*Task objective:* The records that follow are to be repeated exactly, without any pictures.

Dataset entries
[Start of Attachment]
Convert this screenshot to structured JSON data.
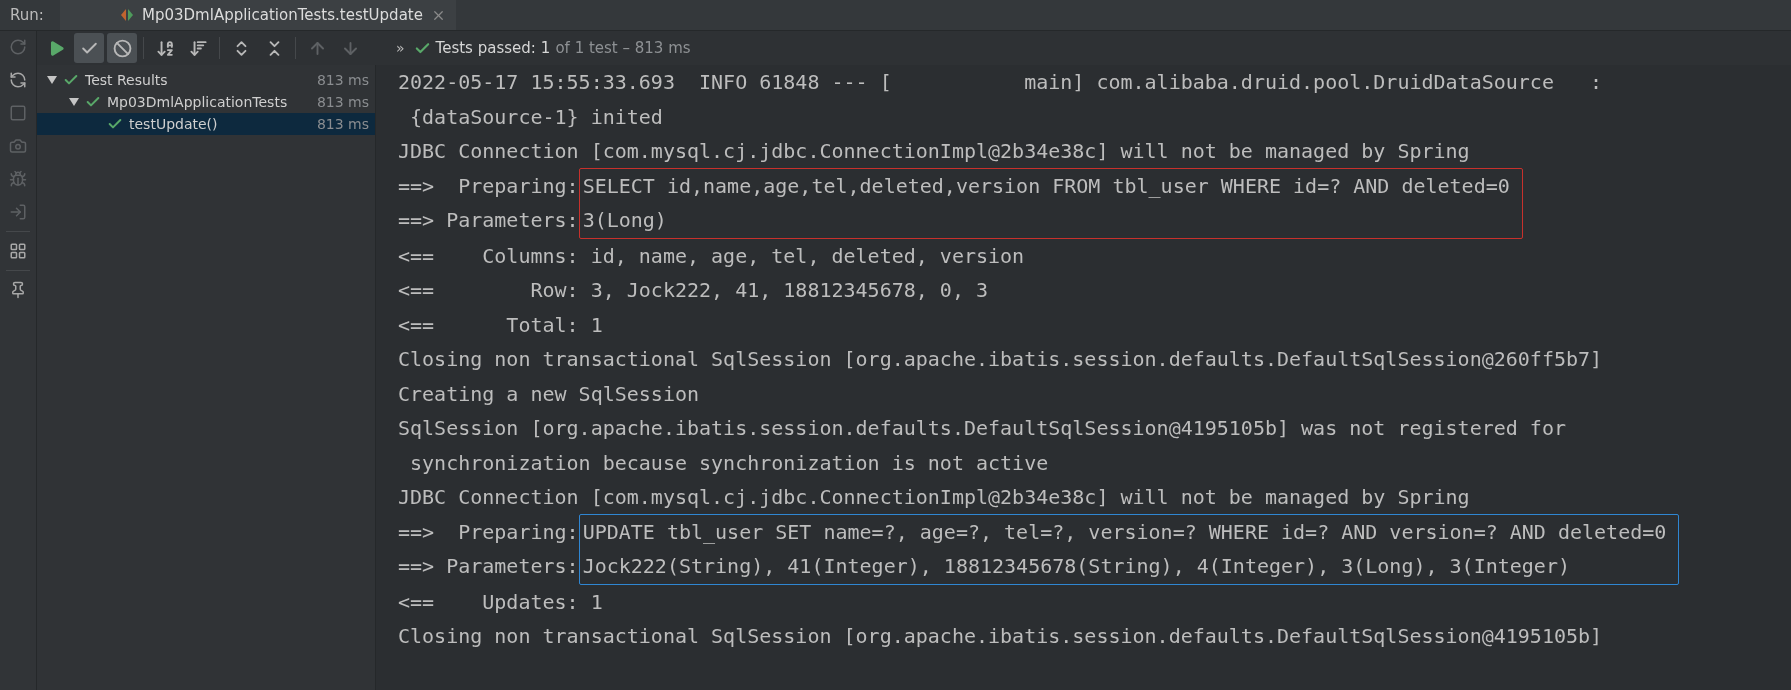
{
  "run_bar": {
    "label": "Run:",
    "tab": {
      "title": "Mp03DmlApplicationTests.testUpdate",
      "selected": true
    }
  },
  "toolbar": {
    "buttons": [
      {
        "kind": "run",
        "on": false,
        "disabled": false
      },
      {
        "kind": "show-passed",
        "on": true,
        "disabled": false
      },
      {
        "kind": "show-ignored",
        "on": true,
        "disabled": false
      },
      {
        "kind": "sort-alpha",
        "on": false,
        "disabled": false
      },
      {
        "kind": "sort-duration",
        "on": false,
        "disabled": false
      },
      {
        "kind": "expand-all",
        "on": false,
        "disabled": false
      },
      {
        "kind": "collapse-all",
        "on": false,
        "disabled": false
      },
      {
        "kind": "up",
        "on": false,
        "disabled": true
      },
      {
        "kind": "down",
        "on": false,
        "disabled": true
      }
    ],
    "more": "»",
    "status": {
      "label": "Tests passed:",
      "count": "1",
      "detail": "of 1 test – 813 ms"
    }
  },
  "side_strip": [
    {
      "kind": "rerun-failed",
      "disabled": true
    },
    {
      "kind": "auto-rerun",
      "disabled": false
    },
    {
      "kind": "stop",
      "disabled": true
    },
    {
      "kind": "camera",
      "disabled": true
    },
    {
      "kind": "bug",
      "disabled": true
    },
    {
      "kind": "import",
      "disabled": true
    },
    {
      "kind": "layout",
      "disabled": false
    },
    {
      "kind": "pin",
      "disabled": false
    }
  ],
  "tree": [
    {
      "label": "Test Results",
      "time": "813 ms",
      "expanded": true,
      "selected": false,
      "children": [
        {
          "label": "Mp03DmlApplicationTests",
          "time": "813 ms",
          "expanded": true,
          "selected": false,
          "children": [
            {
              "label": "testUpdate()",
              "time": "813 ms",
              "selected": true
            }
          ]
        }
      ]
    }
  ],
  "console": [
    {
      "kind": "line",
      "text": "2022-05-17 15:55:33.693  INFO 61848 --- [           main] com.alibaba.druid.pool.DruidDataSource   :"
    },
    {
      "kind": "line",
      "text": " {dataSource-1} inited"
    },
    {
      "kind": "line",
      "text": "JDBC Connection [com.mysql.cj.jdbc.ConnectionImpl@2b34e38c] will not be managed by Spring"
    },
    {
      "kind": "group",
      "color": "#c7312c",
      "lines": [
        {
          "prefix": "==>  Preparing:",
          "text": "SELECT id,name,age,tel,deleted,version FROM tbl_user WHERE id=? AND deleted=0"
        },
        {
          "prefix": "==> Parameters:",
          "text": "3(Long)"
        }
      ]
    },
    {
      "kind": "line",
      "text": "<==    Columns: id, name, age, tel, deleted, version"
    },
    {
      "kind": "line",
      "text": "<==        Row: 3, Jock222, 41, 18812345678, 0, 3"
    },
    {
      "kind": "line",
      "text": "<==      Total: 1"
    },
    {
      "kind": "line",
      "text": "Closing non transactional SqlSession [org.apache.ibatis.session.defaults.DefaultSqlSession@260ff5b7]"
    },
    {
      "kind": "line",
      "text": "Creating a new SqlSession"
    },
    {
      "kind": "line",
      "text": "SqlSession [org.apache.ibatis.session.defaults.DefaultSqlSession@4195105b] was not registered for"
    },
    {
      "kind": "line",
      "text": " synchronization because synchronization is not active"
    },
    {
      "kind": "line",
      "text": "JDBC Connection [com.mysql.cj.jdbc.ConnectionImpl@2b34e38c] will not be managed by Spring"
    },
    {
      "kind": "group",
      "color": "#2f86d2",
      "lines": [
        {
          "prefix": "==>  Preparing:",
          "text": "UPDATE tbl_user SET name=?, age=?, tel=?, version=? WHERE id=? AND version=? AND deleted=0"
        },
        {
          "prefix": "==> Parameters:",
          "text": "Jock222(String), 41(Integer), 18812345678(String), 4(Integer), 3(Long), 3(Integer)"
        }
      ]
    },
    {
      "kind": "line",
      "text": "<==    Updates: 1"
    },
    {
      "kind": "line",
      "text": "Closing non transactional SqlSession [org.apache.ibatis.session.defaults.DefaultSqlSession@4195105b]"
    }
  ]
}
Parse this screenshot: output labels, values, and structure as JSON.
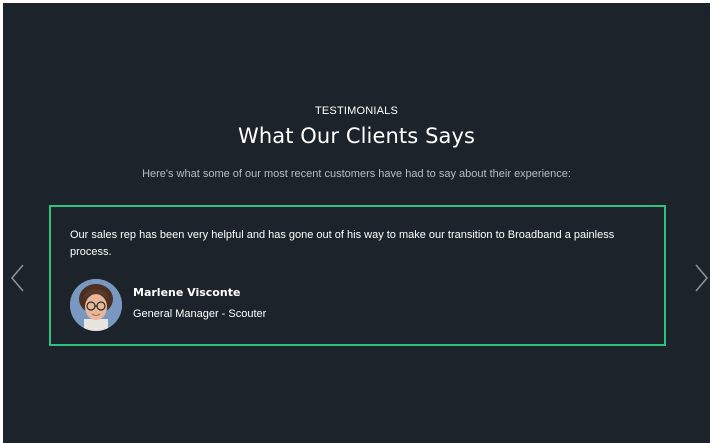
{
  "section": {
    "eyebrow": "TESTIMONIALS",
    "title": "What Our Clients Says",
    "subtitle": "Here's what some of our most recent customers have had to say about their experience:"
  },
  "testimonial": {
    "quote": "Our sales rep has been very helpful and has gone out of his way to make our transition to Broadband a painless process.",
    "name": "Marlene Visconte",
    "role": "General Manager - Scouter"
  },
  "navigation": {
    "prev_icon": "chevron-left-icon",
    "next_icon": "chevron-right-icon"
  },
  "colors": {
    "background": "#1c232b",
    "card_border": "#2ec27e",
    "text": "#ffffff",
    "muted_text": "#b7bdc4"
  }
}
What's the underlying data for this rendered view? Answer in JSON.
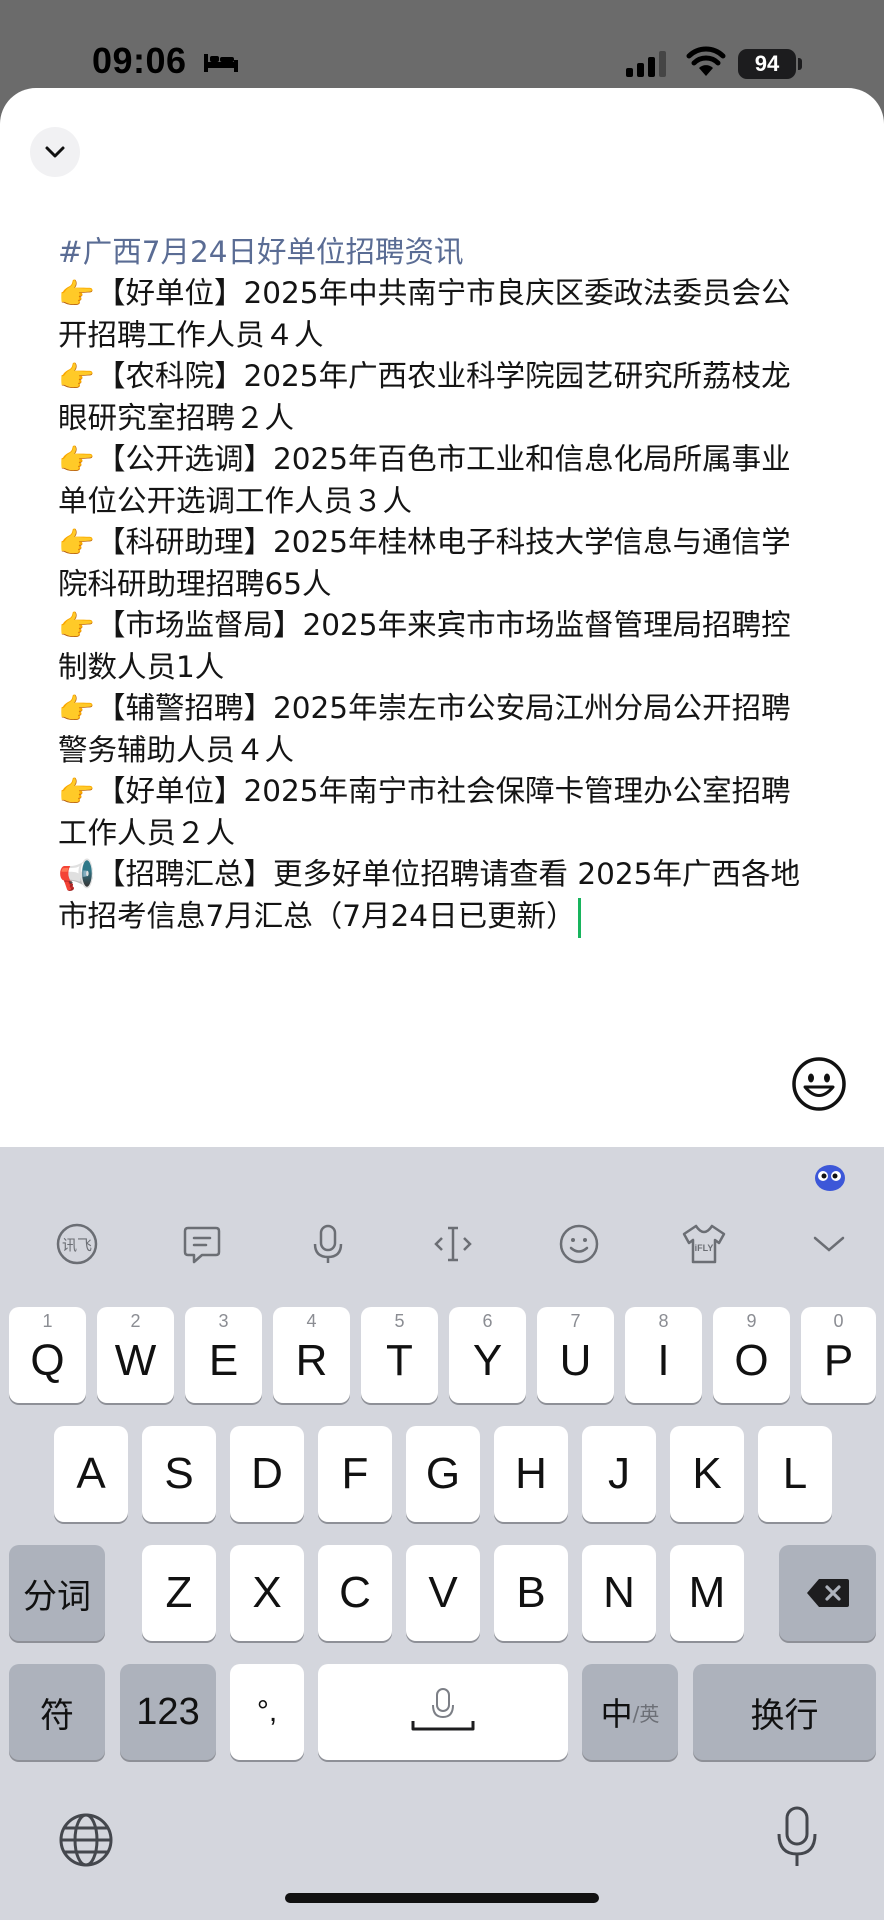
{
  "status_bar": {
    "time": "09:06",
    "battery": "94"
  },
  "editor": {
    "hashtag": "#广西7月24日好单位招聘资讯",
    "items": [
      {
        "icon": "👉",
        "text": "【好单位】2025年中共南宁市良庆区委政法委员会公开招聘工作人员４人"
      },
      {
        "icon": "👉",
        "text": "【农科院】2025年广西农业科学院园艺研究所荔枝龙眼研究室招聘２人"
      },
      {
        "icon": "👉",
        "text": "【公开选调】2025年百色市工业和信息化局所属事业单位公开选调工作人员３人"
      },
      {
        "icon": "👉",
        "text": "【科研助理】2025年桂林电子科技大学信息与通信学院科研助理招聘65人"
      },
      {
        "icon": "👉",
        "text": "【市场监督局】2025年来宾市市场监督管理局招聘控制数人员1人"
      },
      {
        "icon": "👉",
        "text": "【辅警招聘】2025年崇左市公安局江州分局公开招聘警务辅助人员４人"
      },
      {
        "icon": "👉",
        "text": "【好单位】2025年南宁市社会保障卡管理办公室招聘工作人员２人"
      },
      {
        "icon": "📢",
        "text": "【招聘汇总】更多好单位招聘请查看 2025年广西各地市招考信息7月汇总（7月24日已更新）"
      }
    ]
  },
  "keyboard": {
    "row1": [
      {
        "num": "1",
        "label": "Q"
      },
      {
        "num": "2",
        "label": "W"
      },
      {
        "num": "3",
        "label": "E"
      },
      {
        "num": "4",
        "label": "R"
      },
      {
        "num": "5",
        "label": "T"
      },
      {
        "num": "6",
        "label": "Y"
      },
      {
        "num": "7",
        "label": "U"
      },
      {
        "num": "8",
        "label": "I"
      },
      {
        "num": "9",
        "label": "O"
      },
      {
        "num": "0",
        "label": "P"
      }
    ],
    "row2": [
      "A",
      "S",
      "D",
      "F",
      "G",
      "H",
      "J",
      "K",
      "L"
    ],
    "row3": [
      "Z",
      "X",
      "C",
      "V",
      "B",
      "N",
      "M"
    ],
    "segment_key": "分词",
    "symbol_key": "符",
    "number_key": "123",
    "punct_key": "°,",
    "lang_key_main": "中",
    "lang_key_sub": "/英",
    "enter_key": "换行",
    "toolbar_icons": [
      "ifly-logo-icon",
      "clipboard-icon",
      "microphone-icon",
      "cursor-move-icon",
      "emoji-icon",
      "skin-shirt-icon",
      "chevron-down-icon"
    ],
    "toolbar_shirt_text": "iFLY"
  }
}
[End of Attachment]
*Output of the exercise:*
Convert this screenshot to structured JSON data.
{
  "run_bar": {
    "label": "Run:",
    "tab": {
      "title": "Mp03DmlApplicationTests.testUpdate",
      "selected": true
    }
  },
  "toolbar": {
    "buttons": [
      {
        "kind": "run",
        "on": false,
        "disabled": false
      },
      {
        "kind": "show-passed",
        "on": true,
        "disabled": false
      },
      {
        "kind": "show-ignored",
        "on": true,
        "disabled": false
      },
      {
        "kind": "sort-alpha",
        "on": false,
        "disabled": false
      },
      {
        "kind": "sort-duration",
        "on": false,
        "disabled": false
      },
      {
        "kind": "expand-all",
        "on": false,
        "disabled": false
      },
      {
        "kind": "collapse-all",
        "on": false,
        "disabled": false
      },
      {
        "kind": "up",
        "on": false,
        "disabled": true
      },
      {
        "kind": "down",
        "on": false,
        "disabled": true
      }
    ],
    "more": "»",
    "status": {
      "label": "Tests passed:",
      "count": "1",
      "detail": "of 1 test – 813 ms"
    }
  },
  "side_strip": [
    {
      "kind": "rerun-failed",
      "disabled": true
    },
    {
      "kind": "auto-rerun",
      "disabled": false
    },
    {
      "kind": "stop",
      "disabled": true
    },
    {
      "kind": "camera",
      "disabled": true
    },
    {
      "kind": "bug",
      "disabled": true
    },
    {
      "kind": "import",
      "disabled": true
    },
    {
      "kind": "layout",
      "disabled": false
    },
    {
      "kind": "pin",
      "disabled": false
    }
  ],
  "tree": [
    {
      "label": "Test Results",
      "time": "813 ms",
      "expanded": true,
      "selected": false,
      "children": [
        {
          "label": "Mp03DmlApplicationTests",
          "time": "813 ms",
          "expanded": true,
          "selected": false,
          "children": [
            {
              "label": "testUpdate()",
              "time": "813 ms",
              "selected": true
            }
          ]
        }
      ]
    }
  ],
  "console": [
    {
      "kind": "line",
      "text": "2022-05-17 15:55:33.693  INFO 61848 --- [           main] com.alibaba.druid.pool.DruidDataSource   :"
    },
    {
      "kind": "line",
      "text": " {dataSource-1} inited"
    },
    {
      "kind": "line",
      "text": "JDBC Connection [com.mysql.cj.jdbc.ConnectionImpl@2b34e38c] will not be managed by Spring"
    },
    {
      "kind": "group",
      "color": "#c7312c",
      "lines": [
        {
          "prefix": "==>  Preparing:",
          "text": "SELECT id,name,age,tel,deleted,version FROM tbl_user WHERE id=? AND deleted=0"
        },
        {
          "prefix": "==> Parameters:",
          "text": "3(Long)"
        }
      ]
    },
    {
      "kind": "line",
      "text": "<==    Columns: id, name, age, tel, deleted, version"
    },
    {
      "kind": "line",
      "text": "<==        Row: 3, Jock222, 41, 18812345678, 0, 3"
    },
    {
      "kind": "line",
      "text": "<==      Total: 1"
    },
    {
      "kind": "line",
      "text": "Closing non transactional SqlSession [org.apache.ibatis.session.defaults.DefaultSqlSession@260ff5b7]"
    },
    {
      "kind": "line",
      "text": "Creating a new SqlSession"
    },
    {
      "kind": "line",
      "text": "SqlSession [org.apache.ibatis.session.defaults.DefaultSqlSession@4195105b] was not registered for"
    },
    {
      "kind": "line",
      "text": " synchronization because synchronization is not active"
    },
    {
      "kind": "line",
      "text": "JDBC Connection [com.mysql.cj.jdbc.ConnectionImpl@2b34e38c] will not be managed by Spring"
    },
    {
      "kind": "group",
      "color": "#2f86d2",
      "lines": [
        {
          "prefix": "==>  Preparing:",
          "text": "UPDATE tbl_user SET name=?, age=?, tel=?, version=? WHERE id=? AND version=? AND deleted=0"
        },
        {
          "prefix": "==> Parameters:",
          "text": "Jock222(String), 41(Integer), 18812345678(String), 4(Integer), 3(Long), 3(Integer)"
        }
      ]
    },
    {
      "kind": "line",
      "text": "<==    Updates: 1"
    },
    {
      "kind": "line",
      "text": "Closing non transactional SqlSession [org.apache.ibatis.session.defaults.DefaultSqlSession@4195105b]"
    }
  ]
}
Parse this screenshot: output labels, values, and structure as JSON.
{
  "section": {
    "eyebrow": "TESTIMONIALS",
    "title": "What Our Clients Says",
    "subtitle": "Here's what some of our most recent customers have had to say about their experience:"
  },
  "testimonial": {
    "quote": "Our sales rep has been very helpful and has gone out of his way to make our transition to Broadband a painless process.",
    "name": "Marlene Visconte",
    "role": "General Manager - Scouter"
  },
  "navigation": {
    "prev_icon": "chevron-left-icon",
    "next_icon": "chevron-right-icon"
  },
  "colors": {
    "background": "#1c232b",
    "card_border": "#2ec27e",
    "text": "#ffffff",
    "muted_text": "#b7bdc4"
  }
}
What's the underlying data for this rendered view? Answer in JSON.
{
  "status_bar": {
    "time": "09:06",
    "battery": "94"
  },
  "editor": {
    "hashtag": "#广西7月24日好单位招聘资讯",
    "items": [
      {
        "icon": "👉",
        "text": "【好单位】2025年中共南宁市良庆区委政法委员会公开招聘工作人员４人"
      },
      {
        "icon": "👉",
        "text": "【农科院】2025年广西农业科学院园艺研究所荔枝龙眼研究室招聘２人"
      },
      {
        "icon": "👉",
        "text": "【公开选调】2025年百色市工业和信息化局所属事业单位公开选调工作人员３人"
      },
      {
        "icon": "👉",
        "text": "【科研助理】2025年桂林电子科技大学信息与通信学院科研助理招聘65人"
      },
      {
        "icon": "👉",
        "text": "【市场监督局】2025年来宾市市场监督管理局招聘控制数人员1人"
      },
      {
        "icon": "👉",
        "text": "【辅警招聘】2025年崇左市公安局江州分局公开招聘警务辅助人员４人"
      },
      {
        "icon": "👉",
        "text": "【好单位】2025年南宁市社会保障卡管理办公室招聘工作人员２人"
      },
      {
        "icon": "📢",
        "text": "【招聘汇总】更多好单位招聘请查看 2025年广西各地市招考信息7月汇总（7月24日已更新）"
      }
    ]
  },
  "keyboard": {
    "row1": [
      {
        "num": "1",
        "label": "Q"
      },
      {
        "num": "2",
        "label": "W"
      },
      {
        "num": "3",
        "label": "E"
      },
      {
        "num": "4",
        "label": "R"
      },
      {
        "num": "5",
        "label": "T"
      },
      {
        "num": "6",
        "label": "Y"
      },
      {
        "num": "7",
        "label": "U"
      },
      {
        "num": "8",
        "label": "I"
      },
      {
        "num": "9",
        "label": "O"
      },
      {
        "num": "0",
        "label": "P"
      }
    ],
    "row2": [
      "A",
      "S",
      "D",
      "F",
      "G",
      "H",
      "J",
      "K",
      "L"
    ],
    "row3": [
      "Z",
      "X",
      "C",
      "V",
      "B",
      "N",
      "M"
    ],
    "segment_key": "分词",
    "symbol_key": "符",
    "number_key": "123",
    "punct_key": "°,",
    "lang_key_main": "中",
    "lang_key_sub": "/英",
    "enter_key": "换行",
    "toolbar_icons": [
      "ifly-logo-icon",
      "clipboard-icon",
      "microphone-icon",
      "cursor-move-icon",
      "emoji-icon",
      "skin-shirt-icon",
      "chevron-down-icon"
    ],
    "toolbar_shirt_text": "iFLY"
  }
}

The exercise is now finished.